***** Given records *****
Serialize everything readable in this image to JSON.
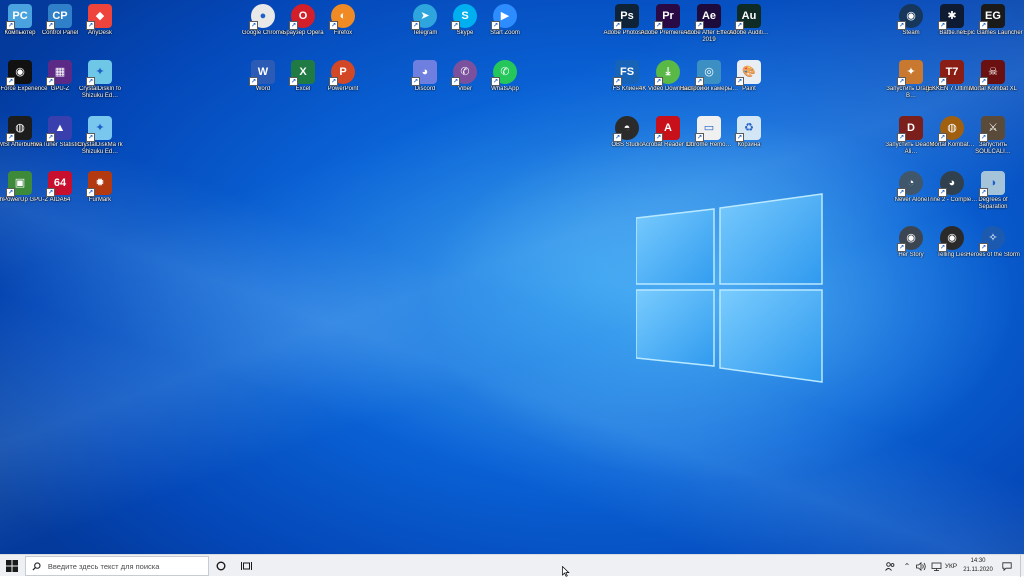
{
  "desktop": {
    "icons": [
      {
        "name": "this-pc-icon",
        "label": "Компьютер",
        "bg": "#4aa3df",
        "glyph": "PC",
        "round": false
      },
      {
        "name": "control-panel-icon",
        "label": "Control Panel",
        "bg": "#2f7fc9",
        "glyph": "CP",
        "round": false
      },
      {
        "name": "anydesk-icon",
        "label": "AnyDesk",
        "bg": "#ef443b",
        "glyph": "◆",
        "round": false
      },
      {
        "name": "geforce-experience-icon",
        "label": "GeForce Experience",
        "bg": "#111111",
        "glyph": "◉",
        "round": false
      },
      {
        "name": "gpu-z-icon",
        "label": "GPU-Z",
        "bg": "#5b2a86",
        "glyph": "▦",
        "round": false
      },
      {
        "name": "crystaldiskinfo-icon",
        "label": "CrystalDiskIn fo Shizuku Ed…",
        "bg": "#6fc7e8",
        "glyph": "✦",
        "round": false
      },
      {
        "name": "msi-afterburner-icon",
        "label": "MSI Afterburner",
        "bg": "#1d1d1d",
        "glyph": "◍",
        "round": false
      },
      {
        "name": "rivatuner-icon",
        "label": "RivaTuner Statistics…",
        "bg": "#3a3fae",
        "glyph": "▲",
        "round": false
      },
      {
        "name": "crystaldiskmark-icon",
        "label": "CrystalDiskMa rk Shizuku Ed…",
        "bg": "#79c6ef",
        "glyph": "✦",
        "round": false
      },
      {
        "name": "techpowerup-gpuz-icon",
        "label": "techPowerUp GPU-Z",
        "bg": "#3d8a3a",
        "glyph": "▣",
        "round": false
      },
      {
        "name": "aida64-icon",
        "label": "AIDA64",
        "bg": "#c8102e",
        "glyph": "64",
        "round": false
      },
      {
        "name": "furmark-icon",
        "label": "FurMark",
        "bg": "#b33a10",
        "glyph": "✹",
        "round": false
      },
      {
        "name": "google-chrome-icon",
        "label": "Google Chrome",
        "bg": "#e8e8e8",
        "glyph": "●",
        "round": true
      },
      {
        "name": "opera-icon",
        "label": "Браузер Opera",
        "bg": "#d21f2a",
        "glyph": "O",
        "round": true
      },
      {
        "name": "firefox-icon",
        "label": "Firefox",
        "bg": "#f08a24",
        "glyph": "◐",
        "round": true
      },
      {
        "name": "word-icon",
        "label": "Word",
        "bg": "#2b5bb5",
        "glyph": "W",
        "round": false
      },
      {
        "name": "excel-icon",
        "label": "Excel",
        "bg": "#1f7a43",
        "glyph": "X",
        "round": false
      },
      {
        "name": "powerpoint-icon",
        "label": "PowerPoint",
        "bg": "#d24726",
        "glyph": "P",
        "round": true
      },
      {
        "name": "telegram-icon",
        "label": "Telegram",
        "bg": "#2ea5dd",
        "glyph": "➤",
        "round": true
      },
      {
        "name": "skype-icon",
        "label": "Skype",
        "bg": "#00aff0",
        "glyph": "S",
        "round": true
      },
      {
        "name": "zoom-icon",
        "label": "Start Zoom",
        "bg": "#2d8cff",
        "glyph": "▶",
        "round": true
      },
      {
        "name": "discord-icon",
        "label": "Discord",
        "bg": "#6f7fe0",
        "glyph": "◕",
        "round": false
      },
      {
        "name": "viber-icon",
        "label": "Viber",
        "bg": "#7b519d",
        "glyph": "✆",
        "round": true
      },
      {
        "name": "whatsapp-icon",
        "label": "WhatsApp",
        "bg": "#25c75a",
        "glyph": "✆",
        "round": true
      },
      {
        "name": "photoshop-icon",
        "label": "Adobe Photosh…",
        "bg": "#0e2338",
        "glyph": "Ps",
        "round": false
      },
      {
        "name": "premiere-icon",
        "label": "Adobe Premiere P…",
        "bg": "#2a0a45",
        "glyph": "Pr",
        "round": false
      },
      {
        "name": "after-effects-icon",
        "label": "Adobe After Effects 2019",
        "bg": "#1d0c3b",
        "glyph": "Ae",
        "round": false
      },
      {
        "name": "audition-icon",
        "label": "Adobe Auditi…",
        "bg": "#0f2b26",
        "glyph": "Au",
        "round": false
      },
      {
        "name": "fs-client-icon",
        "label": "FS Клиент",
        "bg": "#1763b8",
        "glyph": "FS",
        "round": false
      },
      {
        "name": "4k-video-downloader-icon",
        "label": "4K Video Downloader",
        "bg": "#5ab946",
        "glyph": "⤓",
        "round": true
      },
      {
        "name": "camera-settings-icon",
        "label": "Настройки камеры…",
        "bg": "#3b8fc2",
        "glyph": "◎",
        "round": false
      },
      {
        "name": "paint-icon",
        "label": "Paint",
        "bg": "#e9eef5",
        "glyph": "🎨",
        "round": false
      },
      {
        "name": "obs-studio-icon",
        "label": "OBS Studio",
        "bg": "#2b2b2b",
        "glyph": "◓",
        "round": true
      },
      {
        "name": "acrobat-reader-icon",
        "label": "Acrobat Reader DC",
        "bg": "#c7101a",
        "glyph": "A",
        "round": false
      },
      {
        "name": "chrome-remote-icon",
        "label": "Chrome Remo…",
        "bg": "#f0f0f0",
        "glyph": "▭",
        "round": false
      },
      {
        "name": "recycle-bin-icon",
        "label": "Корзина",
        "bg": "#d3e6f5",
        "glyph": "♻",
        "round": false
      },
      {
        "name": "steam-icon",
        "label": "Steam",
        "bg": "#16365c",
        "glyph": "◉",
        "round": true
      },
      {
        "name": "battlenet-icon",
        "label": "Battle.net",
        "bg": "#0f1b33",
        "glyph": "✱",
        "round": false
      },
      {
        "name": "epic-games-icon",
        "label": "Epic Games Launcher",
        "bg": "#1a1a1a",
        "glyph": "EG",
        "round": false
      },
      {
        "name": "dragon-ball-icon",
        "label": "Запустить Dragon B…",
        "bg": "#c9782f",
        "glyph": "✦",
        "round": false
      },
      {
        "name": "tekken-icon",
        "label": "TEKKEN 7 Ultimat…",
        "bg": "#8a1d14",
        "glyph": "T7",
        "round": false
      },
      {
        "name": "mortal-kombat-xl-icon",
        "label": "Mortal Kombat XL",
        "bg": "#6b1010",
        "glyph": "☠",
        "round": false
      },
      {
        "name": "dead-or-alive-icon",
        "label": "Запустить Dead or Ali…",
        "bg": "#7a1f1c",
        "glyph": "D",
        "round": false
      },
      {
        "name": "mortal-kombat-icon",
        "label": "Mortal Kombat…",
        "bg": "#a06010",
        "glyph": "◍",
        "round": true
      },
      {
        "name": "soulcalibur-icon",
        "label": "Запустить SOULCALI…",
        "bg": "#5a4a3a",
        "glyph": "⚔",
        "round": false
      },
      {
        "name": "never-alone-icon",
        "label": "Never Alone",
        "bg": "#40566b",
        "glyph": "◔",
        "round": true
      },
      {
        "name": "trine-icon",
        "label": "Trine 2 - Comple…",
        "bg": "#30404e",
        "glyph": "◕",
        "round": true
      },
      {
        "name": "degrees-of-separation-icon",
        "label": "Degrees of Separation",
        "bg": "#a6c4d9",
        "glyph": "◑",
        "round": false
      },
      {
        "name": "her-story-icon",
        "label": "Her Story",
        "bg": "#3c4652",
        "glyph": "◉",
        "round": true
      },
      {
        "name": "telling-lies-icon",
        "label": "Telling Lies",
        "bg": "#2a2a2a",
        "glyph": "◉",
        "round": true
      },
      {
        "name": "heroes-of-the-storm-icon",
        "label": "Heroes of the Storm",
        "bg": "#1c5ab0",
        "glyph": "✧",
        "round": true
      }
    ]
  },
  "taskbar": {
    "search_placeholder": "Введите здесь текст для поиска",
    "lang": "УКР",
    "time": "14:30",
    "date": "21.11.2020"
  }
}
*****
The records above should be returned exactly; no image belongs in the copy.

Serialize everything readable in this image to JSON.
{
  "desktop": {
    "icons": [
      {
        "name": "this-pc-icon",
        "label": "Компьютер",
        "bg": "#4aa3df",
        "glyph": "PC",
        "round": false
      },
      {
        "name": "control-panel-icon",
        "label": "Control Panel",
        "bg": "#2f7fc9",
        "glyph": "CP",
        "round": false
      },
      {
        "name": "anydesk-icon",
        "label": "AnyDesk",
        "bg": "#ef443b",
        "glyph": "◆",
        "round": false
      },
      {
        "name": "geforce-experience-icon",
        "label": "GeForce Experience",
        "bg": "#111111",
        "glyph": "◉",
        "round": false
      },
      {
        "name": "gpu-z-icon",
        "label": "GPU-Z",
        "bg": "#5b2a86",
        "glyph": "▦",
        "round": false
      },
      {
        "name": "crystaldiskinfo-icon",
        "label": "CrystalDiskIn fo Shizuku Ed…",
        "bg": "#6fc7e8",
        "glyph": "✦",
        "round": false
      },
      {
        "name": "msi-afterburner-icon",
        "label": "MSI Afterburner",
        "bg": "#1d1d1d",
        "glyph": "◍",
        "round": false
      },
      {
        "name": "rivatuner-icon",
        "label": "RivaTuner Statistics…",
        "bg": "#3a3fae",
        "glyph": "▲",
        "round": false
      },
      {
        "name": "crystaldiskmark-icon",
        "label": "CrystalDiskMa rk Shizuku Ed…",
        "bg": "#79c6ef",
        "glyph": "✦",
        "round": false
      },
      {
        "name": "techpowerup-gpuz-icon",
        "label": "techPowerUp GPU-Z",
        "bg": "#3d8a3a",
        "glyph": "▣",
        "round": false
      },
      {
        "name": "aida64-icon",
        "label": "AIDA64",
        "bg": "#c8102e",
        "glyph": "64",
        "round": false
      },
      {
        "name": "furmark-icon",
        "label": "FurMark",
        "bg": "#b33a10",
        "glyph": "✹",
        "round": false
      },
      {
        "name": "google-chrome-icon",
        "label": "Google Chrome",
        "bg": "#e8e8e8",
        "glyph": "●",
        "round": true
      },
      {
        "name": "opera-icon",
        "label": "Браузер Opera",
        "bg": "#d21f2a",
        "glyph": "O",
        "round": true
      },
      {
        "name": "firefox-icon",
        "label": "Firefox",
        "bg": "#f08a24",
        "glyph": "◐",
        "round": true
      },
      {
        "name": "word-icon",
        "label": "Word",
        "bg": "#2b5bb5",
        "glyph": "W",
        "round": false
      },
      {
        "name": "excel-icon",
        "label": "Excel",
        "bg": "#1f7a43",
        "glyph": "X",
        "round": false
      },
      {
        "name": "powerpoint-icon",
        "label": "PowerPoint",
        "bg": "#d24726",
        "glyph": "P",
        "round": true
      },
      {
        "name": "telegram-icon",
        "label": "Telegram",
        "bg": "#2ea5dd",
        "glyph": "➤",
        "round": true
      },
      {
        "name": "skype-icon",
        "label": "Skype",
        "bg": "#00aff0",
        "glyph": "S",
        "round": true
      },
      {
        "name": "zoom-icon",
        "label": "Start Zoom",
        "bg": "#2d8cff",
        "glyph": "▶",
        "round": true
      },
      {
        "name": "discord-icon",
        "label": "Discord",
        "bg": "#6f7fe0",
        "glyph": "◕",
        "round": false
      },
      {
        "name": "viber-icon",
        "label": "Viber",
        "bg": "#7b519d",
        "glyph": "✆",
        "round": true
      },
      {
        "name": "whatsapp-icon",
        "label": "WhatsApp",
        "bg": "#25c75a",
        "glyph": "✆",
        "round": true
      },
      {
        "name": "photoshop-icon",
        "label": "Adobe Photosh…",
        "bg": "#0e2338",
        "glyph": "Ps",
        "round": false
      },
      {
        "name": "premiere-icon",
        "label": "Adobe Premiere P…",
        "bg": "#2a0a45",
        "glyph": "Pr",
        "round": false
      },
      {
        "name": "after-effects-icon",
        "label": "Adobe After Effects 2019",
        "bg": "#1d0c3b",
        "glyph": "Ae",
        "round": false
      },
      {
        "name": "audition-icon",
        "label": "Adobe Auditi…",
        "bg": "#0f2b26",
        "glyph": "Au",
        "round": false
      },
      {
        "name": "fs-client-icon",
        "label": "FS Клиент",
        "bg": "#1763b8",
        "glyph": "FS",
        "round": false
      },
      {
        "name": "4k-video-downloader-icon",
        "label": "4K Video Downloader",
        "bg": "#5ab946",
        "glyph": "⤓",
        "round": true
      },
      {
        "name": "camera-settings-icon",
        "label": "Настройки камеры…",
        "bg": "#3b8fc2",
        "glyph": "◎",
        "round": false
      },
      {
        "name": "paint-icon",
        "label": "Paint",
        "bg": "#e9eef5",
        "glyph": "🎨",
        "round": false
      },
      {
        "name": "obs-studio-icon",
        "label": "OBS Studio",
        "bg": "#2b2b2b",
        "glyph": "◓",
        "round": true
      },
      {
        "name": "acrobat-reader-icon",
        "label": "Acrobat Reader DC",
        "bg": "#c7101a",
        "glyph": "A",
        "round": false
      },
      {
        "name": "chrome-remote-icon",
        "label": "Chrome Remo…",
        "bg": "#f0f0f0",
        "glyph": "▭",
        "round": false
      },
      {
        "name": "recycle-bin-icon",
        "label": "Корзина",
        "bg": "#d3e6f5",
        "glyph": "♻",
        "round": false
      },
      {
        "name": "steam-icon",
        "label": "Steam",
        "bg": "#16365c",
        "glyph": "◉",
        "round": true
      },
      {
        "name": "battlenet-icon",
        "label": "Battle.net",
        "bg": "#0f1b33",
        "glyph": "✱",
        "round": false
      },
      {
        "name": "epic-games-icon",
        "label": "Epic Games Launcher",
        "bg": "#1a1a1a",
        "glyph": "EG",
        "round": false
      },
      {
        "name": "dragon-ball-icon",
        "label": "Запустить Dragon B…",
        "bg": "#c9782f",
        "glyph": "✦",
        "round": false
      },
      {
        "name": "tekken-icon",
        "label": "TEKKEN 7 Ultimat…",
        "bg": "#8a1d14",
        "glyph": "T7",
        "round": false
      },
      {
        "name": "mortal-kombat-xl-icon",
        "label": "Mortal Kombat XL",
        "bg": "#6b1010",
        "glyph": "☠",
        "round": false
      },
      {
        "name": "dead-or-alive-icon",
        "label": "Запустить Dead or Ali…",
        "bg": "#7a1f1c",
        "glyph": "D",
        "round": false
      },
      {
        "name": "mortal-kombat-icon",
        "label": "Mortal Kombat…",
        "bg": "#a06010",
        "glyph": "◍",
        "round": true
      },
      {
        "name": "soulcalibur-icon",
        "label": "Запустить SOULCALI…",
        "bg": "#5a4a3a",
        "glyph": "⚔",
        "round": false
      },
      {
        "name": "never-alone-icon",
        "label": "Never Alone",
        "bg": "#40566b",
        "glyph": "◔",
        "round": true
      },
      {
        "name": "trine-icon",
        "label": "Trine 2 - Comple…",
        "bg": "#30404e",
        "glyph": "◕",
        "round": true
      },
      {
        "name": "degrees-of-separation-icon",
        "label": "Degrees of Separation",
        "bg": "#a6c4d9",
        "glyph": "◑",
        "round": false
      },
      {
        "name": "her-story-icon",
        "label": "Her Story",
        "bg": "#3c4652",
        "glyph": "◉",
        "round": true
      },
      {
        "name": "telling-lies-icon",
        "label": "Telling Lies",
        "bg": "#2a2a2a",
        "glyph": "◉",
        "round": true
      },
      {
        "name": "heroes-of-the-storm-icon",
        "label": "Heroes of the Storm",
        "bg": "#1c5ab0",
        "glyph": "✧",
        "round": true
      }
    ]
  },
  "taskbar": {
    "search_placeholder": "Введите здесь текст для поиска",
    "lang": "УКР",
    "time": "14:30",
    "date": "21.11.2020"
  }
}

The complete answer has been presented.